Giant Cane Toads are nothing new to Florida though they do try to control the population. Originally they were brought to Florida in the 1930s and 40s to control the Sugar Cane pest population. The current population however is blamed on the escape of exotic pet traders animals. So now Florida has a big problem. And due to the current wet weather that’s been happening over there, experts are saying that it’s the ideal atmosphere for them to breed.
The above image is all the credible cane toad sightings. You can find out more about it by clicking the link here.
Cane Toads would be fine if they weren’t so poisonous. They carry a toxin that can kill small animals and make people very sick. So if you see one you should immediately report it to authorities.
The fear is that if this summer is wetter than normal which experts are predicting they will be, the toads will have the optimal breeding season. Warm wet places are ideal for tadpoles to grow and for the toads to breed. So there is most likely going to be a huge boom in the population for them. Causing dog owners to fear for their pets lives.
“As long as there is water for them to breed in, the cane toads will thrive,” said William Kern, an associate professor at the University of Florida who specializes in urban pest management. “They will be out above the surface, foraging and breeding.
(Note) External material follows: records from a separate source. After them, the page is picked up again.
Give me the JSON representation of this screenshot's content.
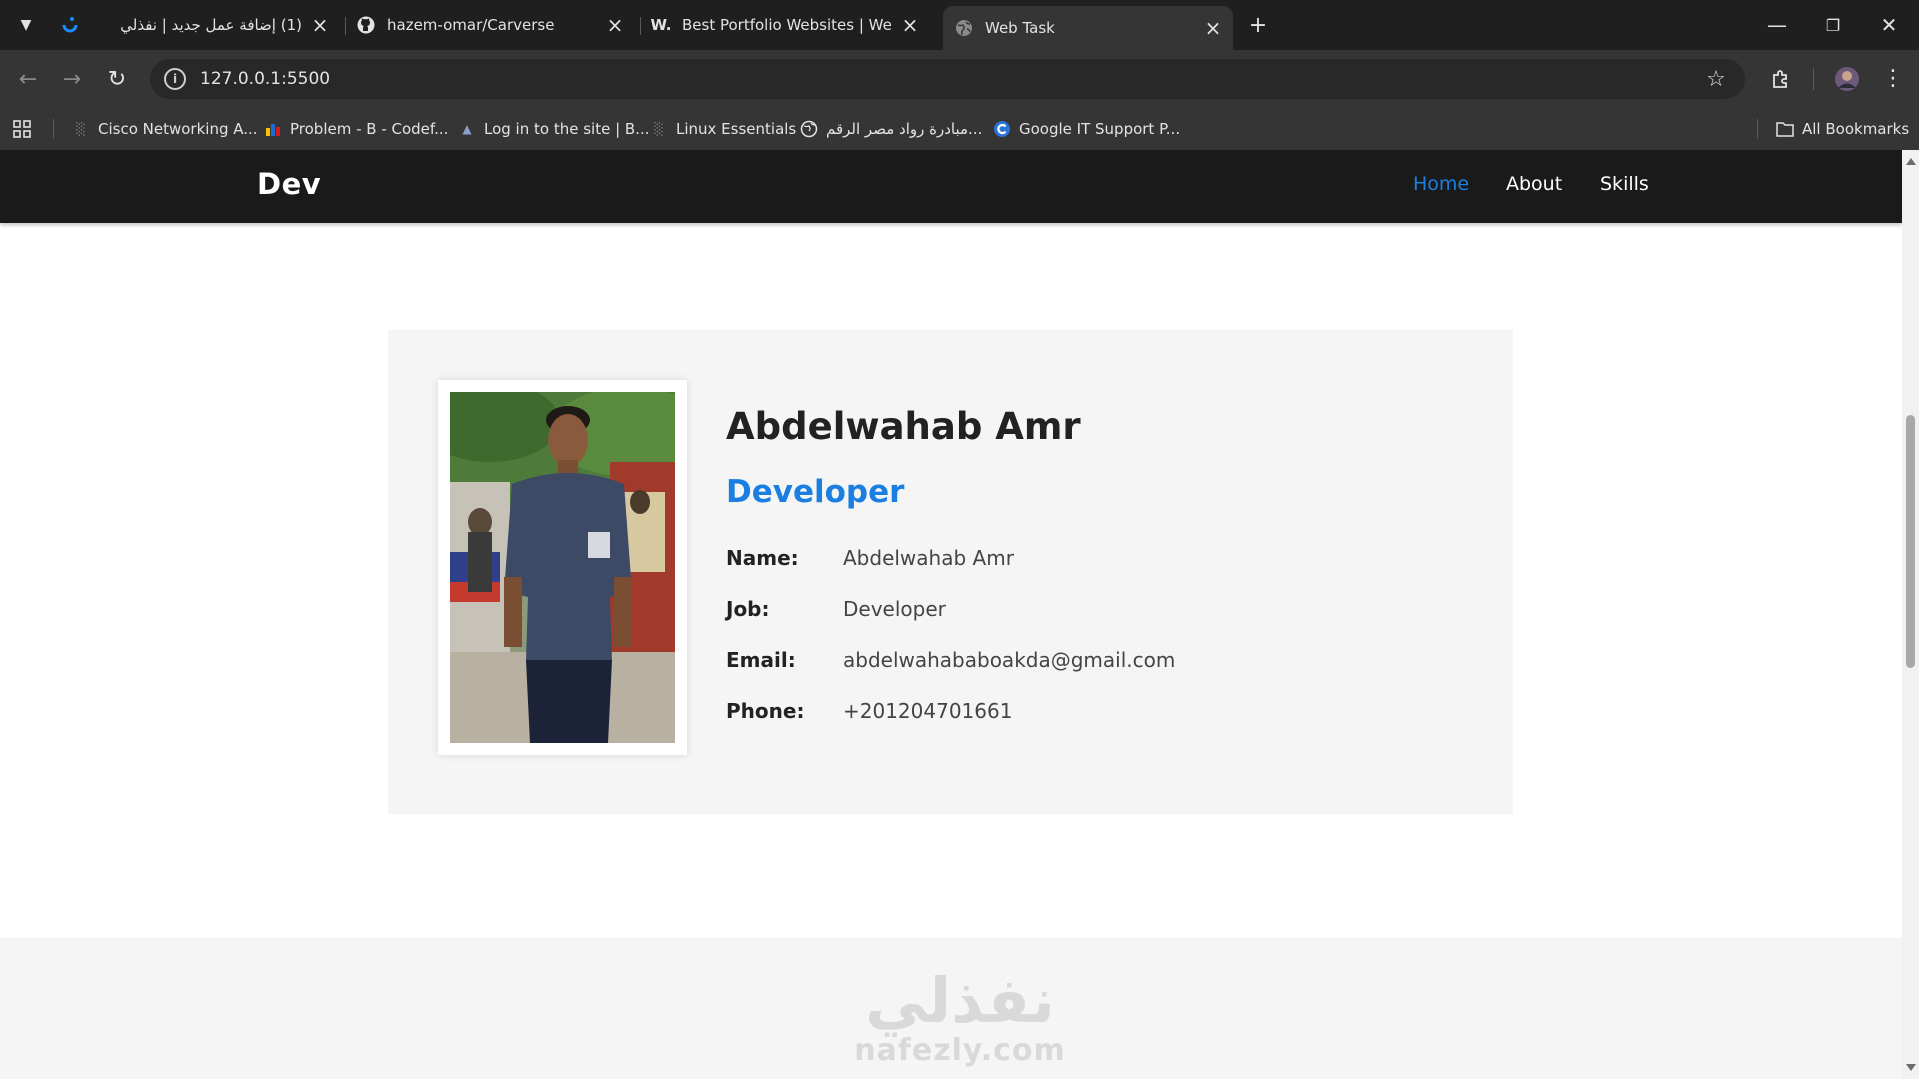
{
  "browser": {
    "tabs": [
      {
        "title": "(1) إضافة عمل جديد | نفذلي",
        "favicon": "nafezly-icon"
      },
      {
        "title": "hazem-omar/Carverse",
        "favicon": "github-icon"
      },
      {
        "title": "Best Portfolio Websites | Web D",
        "favicon": "webflow-w-icon"
      },
      {
        "title": "Web Task",
        "favicon": "globe-icon",
        "active": true
      }
    ],
    "url": "127.0.0.1:5500",
    "bookmarks": [
      {
        "label": "Cisco Networking A...",
        "icon": "cisco-icon"
      },
      {
        "label": "Problem - B - Codef...",
        "icon": "codeforces-icon"
      },
      {
        "label": "Log in to the site | B...",
        "icon": "moodle-icon"
      },
      {
        "label": "Linux Essentials",
        "icon": "cisco-icon"
      },
      {
        "label": "مبادرة رواد مصر الرقم...",
        "icon": "globe-icon"
      },
      {
        "label": "Google IT Support P...",
        "icon": "coursera-icon"
      }
    ],
    "all_bookmarks": "All Bookmarks"
  },
  "site": {
    "logo": "Dev",
    "nav": [
      {
        "label": "Home",
        "active": true
      },
      {
        "label": "About",
        "active": false
      },
      {
        "label": "Skills",
        "active": false
      }
    ],
    "accent_color": "#1a7fe0"
  },
  "profile": {
    "name": "Abdelwahab Amr",
    "role": "Developer",
    "fields": [
      {
        "label": "Name:",
        "value": "Abdelwahab Amr"
      },
      {
        "label": "Job:",
        "value": "Developer"
      },
      {
        "label": "Email:",
        "value": "abdelwahababoakda@gmail.com"
      },
      {
        "label": "Phone:",
        "value": "+201204701661"
      }
    ]
  },
  "watermark": {
    "arabic": "نفذلي",
    "latin": "nafezly.com"
  }
}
People are probably seeing more of them now.”
Signs Your Dog May be Poisoned & What to do:
If your dog is excessively drooling, has red gums, is vomiting, has disorientation, circling, stumbling and or falling, and is having seizures there may be a chance that they got a hold of a Cane Toad.
If you suspect they have poisoning have someone call a vet immediately while you take a hose to the dogs mouth. Run water through the mouth making sure not to wash any down their throat. You need to be rinsing the water from one side out the other. Once you do this for several minutes take your animal to the vet as fast as possible.
Since these toads have no known predators they are free to eat small things freely. This includes other smaller species of toad or frog, lizards, or bugs. If they go un-monitored this could lead to a decline in population of important bugs or animals that do good things for their environment.
If you see one
According to the FWC you are allowed to dispose of them if you come in contact with one. There are a bunch of guidelines you can follow to keep them off your property and keep your pets safe. You can check out all the information on the Cane Toad by clicking the link here including how to dispose of them.